======== Data extract ========

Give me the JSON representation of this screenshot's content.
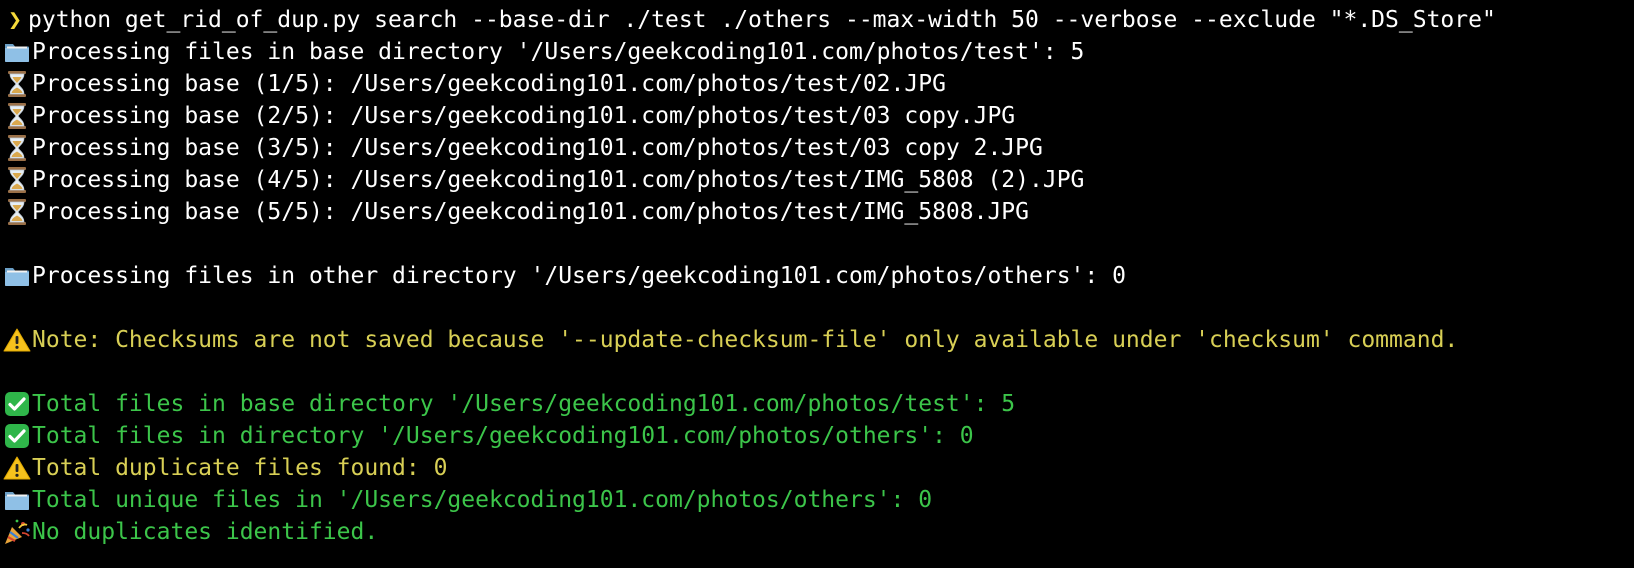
{
  "colors": {
    "background": "#000000",
    "white": "#ffffff",
    "yellow": "#d8cf55",
    "green": "#3cc54a",
    "prompt": "#f5d93a"
  },
  "command": {
    "prompt_icon": "chevron-right-icon",
    "text": "python get_rid_of_dup.py search --base-dir ./test ./others --max-width 50 --verbose --exclude \"*.DS_Store\""
  },
  "lines": [
    {
      "icon": "folder-icon",
      "text": "Processing files in base directory '/Users/geekcoding101.com/photos/test': 5",
      "color": "white"
    },
    {
      "icon": "hourglass-icon",
      "text": "Processing base (1/5): /Users/geekcoding101.com/photos/test/02.JPG",
      "color": "white"
    },
    {
      "icon": "hourglass-icon",
      "text": "Processing base (2/5): /Users/geekcoding101.com/photos/test/03 copy.JPG",
      "color": "white"
    },
    {
      "icon": "hourglass-icon",
      "text": "Processing base (3/5): /Users/geekcoding101.com/photos/test/03 copy 2.JPG",
      "color": "white"
    },
    {
      "icon": "hourglass-icon",
      "text": "Processing base (4/5): /Users/geekcoding101.com/photos/test/IMG_5808 (2).JPG",
      "color": "white"
    },
    {
      "icon": "hourglass-icon",
      "text": "Processing base (5/5): /Users/geekcoding101.com/photos/test/IMG_5808.JPG",
      "color": "white"
    },
    {
      "icon": "",
      "text": "",
      "color": "white"
    },
    {
      "icon": "folder-icon",
      "text": "Processing files in other directory '/Users/geekcoding101.com/photos/others': 0",
      "color": "white"
    },
    {
      "icon": "",
      "text": "",
      "color": "white"
    },
    {
      "icon": "warning-icon",
      "text": "Note: Checksums are not saved because '--update-checksum-file' only available under 'checksum' command.",
      "color": "yellow"
    },
    {
      "icon": "",
      "text": "",
      "color": "white"
    },
    {
      "icon": "check-icon",
      "text": "Total files in base directory '/Users/geekcoding101.com/photos/test': 5",
      "color": "green"
    },
    {
      "icon": "check-icon",
      "text": "Total files in directory '/Users/geekcoding101.com/photos/others': 0",
      "color": "green"
    },
    {
      "icon": "warning-icon",
      "text": "Total duplicate files found: 0",
      "color": "yellow"
    },
    {
      "icon": "folder-icon",
      "text": "Total unique files in '/Users/geekcoding101.com/photos/others': 0",
      "color": "green"
    },
    {
      "icon": "party-popper-icon",
      "text": "No duplicates identified.",
      "color": "green"
    }
  ]
}
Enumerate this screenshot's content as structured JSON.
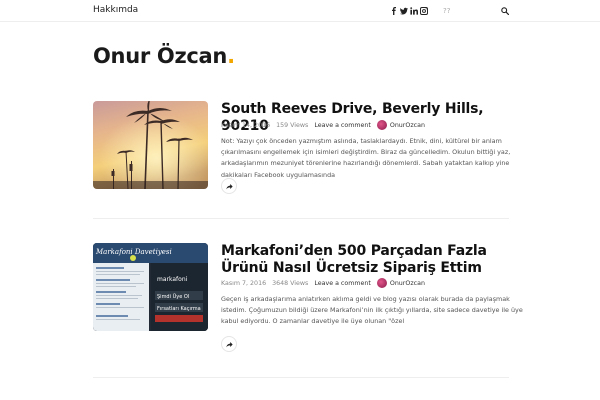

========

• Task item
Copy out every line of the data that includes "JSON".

• Response area
Give me the JSON representation of this screenshot's content.
Enumerate this screenshot's content as structured JSON.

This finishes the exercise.